Breakthrough Winners 1998


OTTAWA—Equity activist Ann Peel of Toronto and the Sault Ste. Marie Associated Canadian Travellers are the winners of the 1999 Breakthrough Awards, announced today by the Canadian Association for the Advancement of Women and Sport and Physical Activity (CAAWS).

The Breakthrough Awards were established by CAAWS in 1986 to recognize exceptional accomplishments that ‘break through’ traditional limits and pave the way for girls and women to participate.

Early in her career as an internationally ranked race walker, Ann Peel began to demonstrate the courage and integrity that earned her the reputation as one of Canada’s most effective advocates of equity in sport. In the early 1980s, she drove the successful fight to have women race walkers a fixture of every major sporting Games. In 1991, her persistence sparked the federal government to agree that pregnancy would no longer be treated as a career-ending event, but would be treated the same as any other long-term absence from training. One year later, she pulled together a group of committed athletes to create Athletes CAN, the only independent athletes’ association in the world, and served as its chair until 1996. Through her leadership, the organization quickly made its presence felt. Among her accomplishments was the winning of improved financial assistance and educational benefits for athletes receiving assistance from the federal government. A lawyer, her volunteer legal work representing athletes grew into “The Sport Solution”, which offers high performance athletes advice on a wide range of problems. She is also a leader in the fight against the gender verification test used at Olympic Games, harassment and abuse in sport, and the discrimination against girls and women in public funding for sport and recreation.

Twenty-five years ago, the Sault Ste. Marie Associated Canadian Travellers (ACT) launched the A.C.T. Sports Award Banquet to honour the Ontario city’s best female high school athletes. The banquet came about through the efforts of the late Harvey Morrison, who was affronted by the inequity of support and recognition going to male athletes while high-achieving females stood in the shadows. In explaining the award scheme in 1974, Morrison said: “girls in athletics have been overlooked for too long and we figured it was about time to get more people applauding [their] endeavours” In the intervening years, the profile of girls’ sport in the “Soo” has grown steadily, growing numbers of female athletes from the city are achieving local, national, and international success, and the banquet is the premier event for female sports and a model for other communities.

Ann Peel will be presented with her Breakthrough Award at the 1999 Canadian Sport Awards on March 18 in Toronto.
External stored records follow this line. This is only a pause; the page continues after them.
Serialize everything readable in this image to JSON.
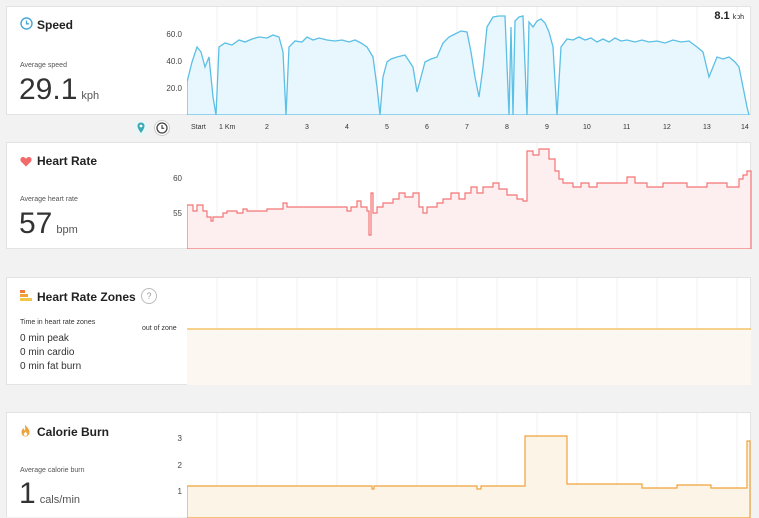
{
  "speed": {
    "title": "Speed",
    "avg_label": "Average speed",
    "avg_value": "29.1",
    "unit": "kph",
    "current_value": "8.1",
    "current_unit": "kph",
    "y_ticks": [
      "60.0",
      "40.0",
      "20.0"
    ],
    "color": "#5bbfe6",
    "fill": "#e8f7fd"
  },
  "distance_axis": {
    "labels": [
      "Start",
      "1 Km",
      "2",
      "3",
      "4",
      "5",
      "6",
      "7",
      "8",
      "9",
      "10",
      "11",
      "12",
      "13",
      "14"
    ]
  },
  "heart_rate": {
    "title": "Heart Rate",
    "avg_label": "Average heart rate",
    "avg_value": "57",
    "unit": "bpm",
    "y_ticks": [
      "60",
      "55"
    ],
    "color": "#f27575",
    "fill": "#fdefef"
  },
  "zones": {
    "title": "Heart Rate Zones",
    "help": "?",
    "label": "Time in heart rate zones",
    "peak": "0 min peak",
    "cardio": "0 min cardio",
    "fat_burn": "0 min fat burn",
    "line_label": "out of zone",
    "color": "#f2b84b",
    "fill": "#fdf7f1"
  },
  "calories": {
    "title": "Calorie Burn",
    "avg_label": "Average calorie burn",
    "avg_value": "1",
    "unit": "cals/min",
    "y_ticks": [
      "3",
      "2",
      "1"
    ],
    "color": "#f0a23a",
    "fill": "#fdf4e8"
  }
}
The Breakthrough Award for the Sault Ste. Marie Associated Canadian Travellers will be presented on June 9 at the 1999 A.C.T. Sports Award Banquet in Sault Ste. Marie.